Albert of Adelaide, the debut novel by Howard L. Anderson, surprised me in the same way that Fantastic Mr. Fox surprised me in the theater. It’s adult entertainment in the guise of something created by Beatrix Potter — a bedtime story where animals talk and wear clothes, but where they also concoct schemes, shoot guns and get themselves into dangerous outlaw situations. And honestly, to quote Mrs. Fox, there’s something kind of fantastic about that.
I was perhaps more surprised, however, that the publishing industry took this book under its wing. Editors and agents always say that they’re looking for something unique and different, and they mean it, but usually in a slight-twist-on-something-known sort of way, something they can still market to a particular audience. Albert of Adelaide, however, is one of those cross-genre beauties that everyone tends to love but on which no one wants to risk financial investment. Is it YA? Or maybe a children’s book that parents can enjoy too! Or straight-up adult summer reading for everyone who loved Charlotte’s Web when they were kids? It really could be any of those things.
Albert, a zoo platypus clinging to a few strands of childhood memories by the pond, breaks free and sets off across the desert to find the utopian Old Australia, where animals exist as they did at the beginning, before humans got involved. Along the way, he finds himself in complex situations with other animals who blame him because he’s different (not a marsupial) or leave him alone him because they’re in awe of him (protected by snakes). All the while, Albert simply wants to find a place to swim in peace, but with wanted posters at every outpost town and a growing reputation as a danger to society, this seems unlikely.

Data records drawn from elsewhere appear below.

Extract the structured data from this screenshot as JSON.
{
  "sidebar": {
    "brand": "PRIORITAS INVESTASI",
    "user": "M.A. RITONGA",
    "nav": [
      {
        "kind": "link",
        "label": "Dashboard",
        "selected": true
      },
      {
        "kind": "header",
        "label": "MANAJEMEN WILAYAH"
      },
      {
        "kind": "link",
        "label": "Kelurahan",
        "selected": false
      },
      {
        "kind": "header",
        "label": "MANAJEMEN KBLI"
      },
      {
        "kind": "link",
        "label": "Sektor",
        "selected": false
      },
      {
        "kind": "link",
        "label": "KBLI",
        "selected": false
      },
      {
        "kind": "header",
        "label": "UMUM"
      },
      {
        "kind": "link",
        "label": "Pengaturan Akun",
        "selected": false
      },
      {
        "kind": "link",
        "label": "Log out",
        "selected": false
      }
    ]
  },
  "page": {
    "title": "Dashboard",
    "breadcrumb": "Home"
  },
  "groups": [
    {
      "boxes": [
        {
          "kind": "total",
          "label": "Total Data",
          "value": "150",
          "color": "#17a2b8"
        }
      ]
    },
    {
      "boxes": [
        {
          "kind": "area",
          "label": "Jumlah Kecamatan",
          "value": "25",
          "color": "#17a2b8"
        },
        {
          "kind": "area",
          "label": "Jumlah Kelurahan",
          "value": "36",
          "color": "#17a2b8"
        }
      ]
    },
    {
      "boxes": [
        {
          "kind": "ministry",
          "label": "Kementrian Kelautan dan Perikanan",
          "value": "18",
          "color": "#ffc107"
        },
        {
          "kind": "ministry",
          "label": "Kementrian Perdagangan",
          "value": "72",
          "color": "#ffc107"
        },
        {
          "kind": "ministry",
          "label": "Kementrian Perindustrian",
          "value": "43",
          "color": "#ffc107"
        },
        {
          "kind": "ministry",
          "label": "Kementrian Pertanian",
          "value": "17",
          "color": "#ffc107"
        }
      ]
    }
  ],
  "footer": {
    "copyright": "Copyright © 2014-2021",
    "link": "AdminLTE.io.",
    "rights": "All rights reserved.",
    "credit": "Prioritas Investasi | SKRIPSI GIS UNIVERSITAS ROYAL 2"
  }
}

The story was refreshing. Most top-shelf fiction right now comprises epic fantasy, post-apocalyptic YA, or multi-POV literary novels that ignore chronological narration. So while I can imagine that many publishers may have snuck away like Bertram the wallaby when it came to putting money on Albert’s future, I’m very glad that this unique tale found a home at Twelve Books, a Hachette imprint that publishes only 12 books each year, “by authors who have a unique perspective and compelling authority. Works that explain our culture; that illuminate, inspire, provoke, and entertain.”
Despite its fairly simple prose and no apparent underlying political statements, Albert of Adelaide lives up to Twelve’s mission. It tackles questions a bit more local: about our prejudices, our habits, and our search to find a place to belong. Albert is infamous for burning down a town when he actually just got drunk and passed out. He’s accused of butchering a group of kangaroos when in fact, they had crossed into dingo country and were eaten, as they should have expected, by the dingoes. When the time comes, Albert must choose to live up to this criminal fiction or pave his own path. Throughout the tale, I wondered along with Albert if there is an Old Australia, or if animals are so affected by society with its guns, alcohol, false propaganda, and even clothing, that the place called Hell where Albert finds himself is all that’s left of the legendary land.
For an interview with the Author, who among other things says that the story originated from a bedtime story he once told a 5-year-old, checkout Booktopia Blog: http://blog.booktopia.com.au/2012/06/25/howard-l-anderson-author-of-albert-of-adelaide-answers-ten-terrifying-questions/